Home mortgage approvals have been going up in the city of Detroit, but lenders still approve Black borrowers at a lower rate than whites, even in some instances when Black applicants have higher incomes, according to findings in a report from a Detroit nonprofit.

Income eligible homeowners can apply to the Michigan Homeowner Assistance Fund for up to $25,000 per household through the program made possible by $242.8 million in federal COVID-19 pandemic recovery funding.

It's a move advocates say is a major step forward in a city where tens of thousands of eviction cases were filed each year and where most tenants didn't have legal representation compared with landlords, before the COVID-19 pandemic. 

Detroit City Council urged the statewide housing authority responsible for administering millions of dollars in emergency rent aid to speed up the application process in Wayne County, where it can take approximately 90 days to get funds approved. 

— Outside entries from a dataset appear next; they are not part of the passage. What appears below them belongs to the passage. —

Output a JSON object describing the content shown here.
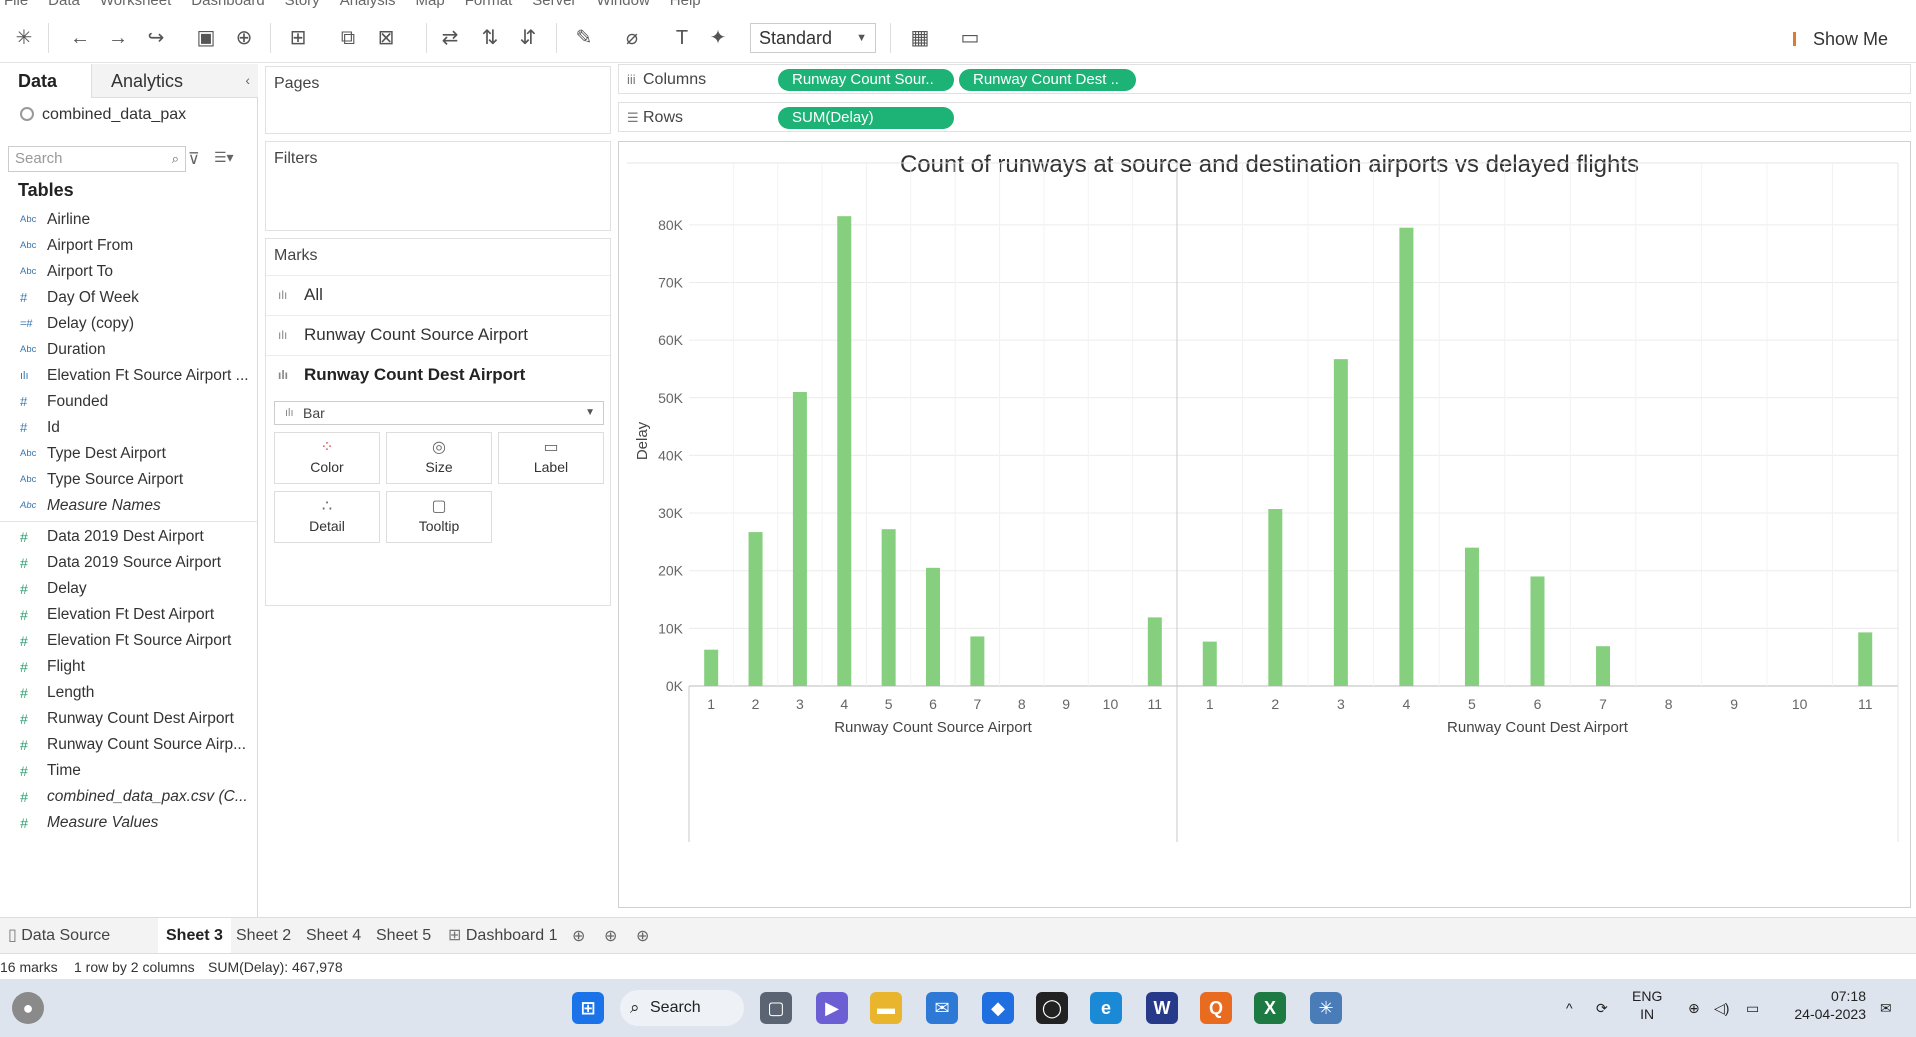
{
  "menu": [
    "File",
    "Data",
    "Worksheet",
    "Dashboard",
    "Story",
    "Analysis",
    "Map",
    "Format",
    "Server",
    "Window",
    "Help"
  ],
  "toolbar": {
    "fit_mode": "Standard",
    "show_me": "Show Me"
  },
  "data_pane": {
    "tab_data": "Data",
    "tab_analytics": "Analytics",
    "datasource": "combined_data_pax",
    "search_placeholder": "Search",
    "tables_header": "Tables",
    "dimensions": [
      {
        "type": "Abc",
        "name": "Airline"
      },
      {
        "type": "Abc",
        "name": "Airport From"
      },
      {
        "type": "Abc",
        "name": "Airport To"
      },
      {
        "type": "#",
        "name": "Day Of Week"
      },
      {
        "type": "=#",
        "name": "Delay (copy)"
      },
      {
        "type": "Abc",
        "name": "Duration"
      },
      {
        "type": "ılı",
        "name": "Elevation Ft Source Airport ..."
      },
      {
        "type": "#",
        "name": "Founded"
      },
      {
        "type": "#",
        "name": "Id"
      },
      {
        "type": "Abc",
        "name": "Type Dest Airport"
      },
      {
        "type": "Abc",
        "name": "Type Source Airport"
      },
      {
        "type": "Abc",
        "name": "Measure Names",
        "italic": true
      }
    ],
    "measures": [
      {
        "type": "#",
        "name": "Data 2019 Dest Airport"
      },
      {
        "type": "#",
        "name": "Data 2019 Source Airport"
      },
      {
        "type": "#",
        "name": "Delay"
      },
      {
        "type": "#",
        "name": "Elevation Ft Dest Airport"
      },
      {
        "type": "#",
        "name": "Elevation Ft Source Airport"
      },
      {
        "type": "#",
        "name": "Flight"
      },
      {
        "type": "#",
        "name": "Length"
      },
      {
        "type": "#",
        "name": "Runway Count Dest Airport"
      },
      {
        "type": "#",
        "name": "Runway Count Source Airp..."
      },
      {
        "type": "#",
        "name": "Time"
      },
      {
        "type": "#",
        "name": "combined_data_pax.csv (C...",
        "italic": true
      },
      {
        "type": "#",
        "name": "Measure Values",
        "italic": true
      }
    ]
  },
  "cards": {
    "pages": "Pages",
    "filters": "Filters",
    "marks": "Marks",
    "marks_rows": [
      "All",
      "Runway Count Source Airport",
      "Runway Count Dest Airport"
    ],
    "mark_type": "Bar",
    "buttons": [
      "Color",
      "Size",
      "Label",
      "Detail",
      "Tooltip"
    ]
  },
  "shelves": {
    "columns_label": "Columns",
    "rows_label": "Rows",
    "column_pills": [
      "Runway Count Sour..",
      "Runway Count Dest .."
    ],
    "row_pills": [
      "SUM(Delay)"
    ]
  },
  "colors": {
    "bar": "#86cf7e",
    "pill": "#1db376",
    "accent": "#e07a2e"
  },
  "chart_data": {
    "type": "bar",
    "title": "Count of runways at source and destination airports vs delayed flights",
    "ylabel": "Delay",
    "ylim": [
      0,
      85000
    ],
    "yticks": [
      0,
      10000,
      20000,
      30000,
      40000,
      50000,
      60000,
      70000,
      80000
    ],
    "ytick_labels": [
      "0K",
      "10K",
      "20K",
      "30K",
      "40K",
      "50K",
      "60K",
      "70K",
      "80K"
    ],
    "categories": [
      "1",
      "2",
      "3",
      "4",
      "5",
      "6",
      "7",
      "8",
      "9",
      "10",
      "11"
    ],
    "panes": [
      {
        "xlabel": "Runway Count Source Airport",
        "values": [
          6300,
          26700,
          51000,
          81500,
          27200,
          20500,
          8600,
          0,
          0,
          0,
          11900
        ]
      },
      {
        "xlabel": "Runway Count Dest Airport",
        "values": [
          7700,
          30700,
          56700,
          79500,
          24000,
          19000,
          6900,
          0,
          0,
          0,
          9300
        ]
      }
    ],
    "grid": true
  },
  "sheet_tabs": [
    "Data Source",
    "Sheet 3",
    "Sheet 2",
    "Sheet 4",
    "Sheet 5",
    "Dashboard 1"
  ],
  "active_sheet": "Sheet 3",
  "status": {
    "marks": "16 marks",
    "dims": "1 row by 2 columns",
    "sum": "SUM(Delay): 467,978"
  },
  "taskbar": {
    "search": "Search",
    "lang1": "ENG",
    "lang2": "IN",
    "time": "07:18",
    "date": "24-04-2023"
  }
}
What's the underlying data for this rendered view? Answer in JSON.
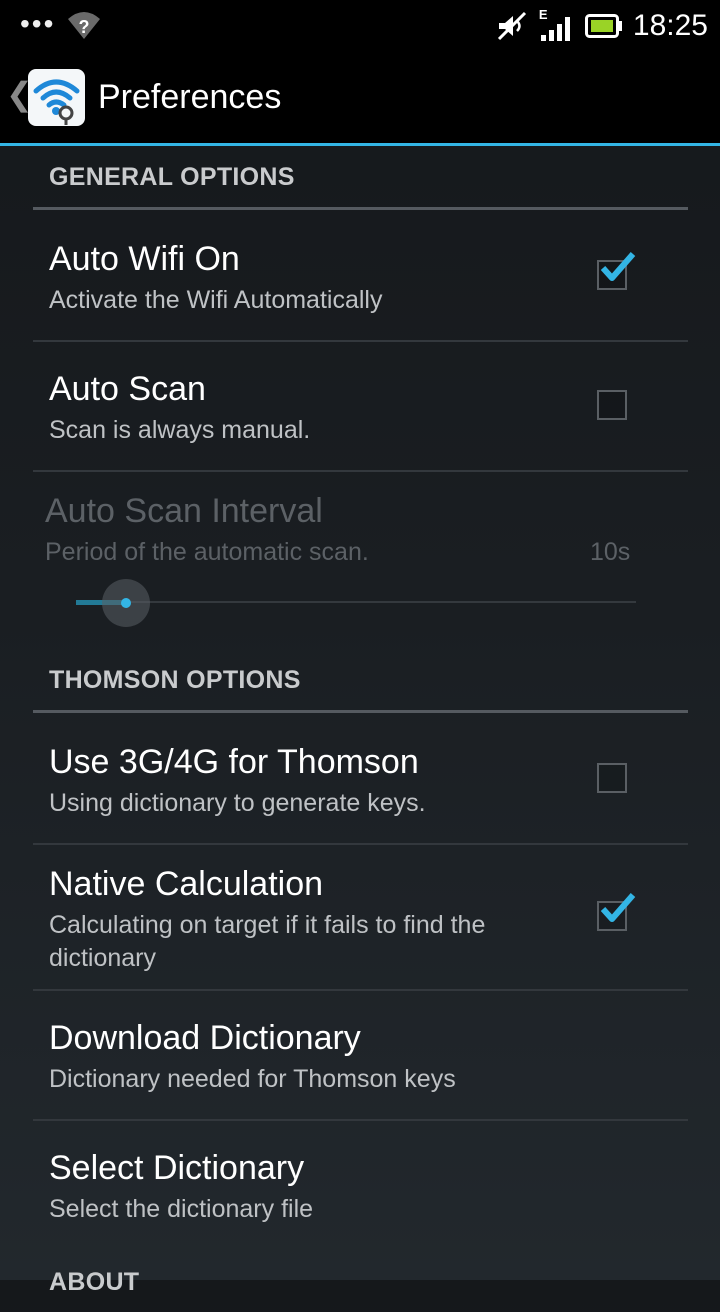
{
  "status_bar": {
    "time": "18:25",
    "network_label": "E",
    "icons": [
      "overflow-dots-icon",
      "wifi-unknown-icon",
      "mute-icon",
      "signal-icon",
      "battery-icon"
    ]
  },
  "action_bar": {
    "title": "Preferences",
    "icon": "wifi-key-app-icon"
  },
  "sections": {
    "general": {
      "title": "GENERAL OPTIONS"
    },
    "thomson": {
      "title": "THOMSON OPTIONS"
    },
    "about": {
      "title": "ABOUT"
    }
  },
  "prefs": {
    "auto_wifi": {
      "title": "Auto Wifi On",
      "summary": "Activate the Wifi Automatically",
      "checked": true
    },
    "auto_scan": {
      "title": "Auto Scan",
      "summary": "Scan is always manual.",
      "checked": false
    },
    "scan_interval": {
      "title": "Auto Scan Interval",
      "summary": "Period of the automatic scan.",
      "value": "10s",
      "enabled": false
    },
    "use_3g": {
      "title": "Use 3G/4G for Thomson",
      "summary": "Using dictionary to generate keys.",
      "checked": false
    },
    "native_calc": {
      "title": "Native Calculation",
      "summary_line1": "Calculating on target if it fails to find the",
      "summary_line2": "dictionary",
      "checked": true
    },
    "download_dict": {
      "title": "Download Dictionary",
      "summary": "Dictionary needed for Thomson keys"
    },
    "select_dict": {
      "title": "Select Dictionary",
      "summary": "Select the dictionary file"
    }
  },
  "colors": {
    "accent": "#33b5e5",
    "background": "#1a1e22"
  }
}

Builders are constructing fewer than 5,000 new houses each year, even as limited inventory frustrates potential buyers and drives prices up. New construction has stalled at this rate since 2013, according to data from the Home Builders Association of Southeastern Michigan.

Building industry insiders say that while they are currently seeing an uptick in contracts for new houses, overall home building activity in metro Detroit never rebounded from the 2007-09 housing market collapse and remained stuck for more than a decade at historically low levels.

As costs continue to rise for both materials and labor, a handful of entrepreneurs in metro Detroit are testing nontraditional building methods to create affordable housing options. From 3D-printed homes to tiny houses to dwellings made of shipping containers, these creations are generating buzz and showcasing new possibilities for the future of home construction.